(Items from an interface collection)
————

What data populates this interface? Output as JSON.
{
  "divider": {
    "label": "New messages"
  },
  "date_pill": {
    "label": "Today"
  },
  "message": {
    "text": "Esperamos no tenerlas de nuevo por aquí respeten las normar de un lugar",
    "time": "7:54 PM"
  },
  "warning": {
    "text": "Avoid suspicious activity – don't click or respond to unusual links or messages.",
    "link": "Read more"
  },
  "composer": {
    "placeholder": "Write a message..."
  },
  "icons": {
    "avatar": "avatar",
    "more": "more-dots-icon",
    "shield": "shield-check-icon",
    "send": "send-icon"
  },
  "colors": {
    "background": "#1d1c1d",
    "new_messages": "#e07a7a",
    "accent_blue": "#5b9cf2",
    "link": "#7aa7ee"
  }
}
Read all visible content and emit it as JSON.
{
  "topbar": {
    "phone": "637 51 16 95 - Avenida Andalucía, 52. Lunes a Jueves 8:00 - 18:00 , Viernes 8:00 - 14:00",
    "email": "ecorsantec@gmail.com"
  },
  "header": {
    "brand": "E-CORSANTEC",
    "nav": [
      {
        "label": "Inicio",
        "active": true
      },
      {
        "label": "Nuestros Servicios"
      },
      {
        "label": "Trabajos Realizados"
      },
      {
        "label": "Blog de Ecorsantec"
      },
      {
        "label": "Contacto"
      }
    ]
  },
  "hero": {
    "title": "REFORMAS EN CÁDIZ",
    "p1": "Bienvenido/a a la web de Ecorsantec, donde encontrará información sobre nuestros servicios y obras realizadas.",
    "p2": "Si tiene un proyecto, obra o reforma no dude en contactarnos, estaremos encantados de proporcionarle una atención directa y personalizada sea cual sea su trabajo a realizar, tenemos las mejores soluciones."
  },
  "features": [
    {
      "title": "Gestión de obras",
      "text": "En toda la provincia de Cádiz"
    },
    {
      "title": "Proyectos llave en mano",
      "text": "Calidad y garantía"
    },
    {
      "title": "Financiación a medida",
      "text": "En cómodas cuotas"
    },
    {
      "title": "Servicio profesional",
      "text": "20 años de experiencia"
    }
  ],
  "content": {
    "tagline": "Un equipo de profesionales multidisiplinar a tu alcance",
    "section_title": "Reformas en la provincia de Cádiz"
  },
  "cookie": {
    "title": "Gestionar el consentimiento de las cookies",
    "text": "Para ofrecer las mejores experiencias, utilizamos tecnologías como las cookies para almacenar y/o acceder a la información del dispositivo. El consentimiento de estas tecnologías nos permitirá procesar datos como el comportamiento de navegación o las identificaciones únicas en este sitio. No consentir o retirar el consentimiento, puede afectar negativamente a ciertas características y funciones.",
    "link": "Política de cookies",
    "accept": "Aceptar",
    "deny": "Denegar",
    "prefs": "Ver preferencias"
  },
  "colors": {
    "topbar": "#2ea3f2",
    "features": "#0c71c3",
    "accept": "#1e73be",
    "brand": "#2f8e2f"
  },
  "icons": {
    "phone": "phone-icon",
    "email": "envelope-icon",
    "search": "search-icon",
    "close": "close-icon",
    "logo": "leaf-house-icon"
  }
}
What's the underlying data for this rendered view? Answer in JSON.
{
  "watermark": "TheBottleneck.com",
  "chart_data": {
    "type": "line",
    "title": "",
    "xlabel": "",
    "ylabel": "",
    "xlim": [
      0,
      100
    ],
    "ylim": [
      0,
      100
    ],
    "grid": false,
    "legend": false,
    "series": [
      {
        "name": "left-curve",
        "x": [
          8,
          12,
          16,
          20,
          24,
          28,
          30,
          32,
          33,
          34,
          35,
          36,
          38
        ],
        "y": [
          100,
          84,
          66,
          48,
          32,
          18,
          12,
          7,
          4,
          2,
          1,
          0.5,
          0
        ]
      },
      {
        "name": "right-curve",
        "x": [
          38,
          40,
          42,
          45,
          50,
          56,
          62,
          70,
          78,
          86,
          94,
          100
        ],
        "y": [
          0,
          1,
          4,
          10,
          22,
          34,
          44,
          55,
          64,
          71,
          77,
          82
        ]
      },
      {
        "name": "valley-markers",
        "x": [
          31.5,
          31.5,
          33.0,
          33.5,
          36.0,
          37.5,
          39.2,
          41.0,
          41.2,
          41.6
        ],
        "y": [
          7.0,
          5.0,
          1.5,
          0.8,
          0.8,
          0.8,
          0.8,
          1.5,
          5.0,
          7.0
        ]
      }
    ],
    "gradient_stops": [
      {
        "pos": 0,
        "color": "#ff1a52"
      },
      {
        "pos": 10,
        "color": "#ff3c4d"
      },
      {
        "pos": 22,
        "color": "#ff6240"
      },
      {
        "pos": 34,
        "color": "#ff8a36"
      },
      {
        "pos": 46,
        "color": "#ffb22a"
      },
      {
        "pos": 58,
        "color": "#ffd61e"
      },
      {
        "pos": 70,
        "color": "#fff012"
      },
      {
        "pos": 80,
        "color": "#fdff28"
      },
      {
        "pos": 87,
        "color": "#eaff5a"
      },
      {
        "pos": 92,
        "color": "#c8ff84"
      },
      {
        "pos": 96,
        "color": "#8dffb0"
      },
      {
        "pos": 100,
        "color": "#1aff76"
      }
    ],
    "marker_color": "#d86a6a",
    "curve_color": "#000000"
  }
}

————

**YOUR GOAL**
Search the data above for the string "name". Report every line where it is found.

**EXERCISE SOLUTION**
        "name": "left-curve",
        "name": "right-curve",
        "name": "valley-markers",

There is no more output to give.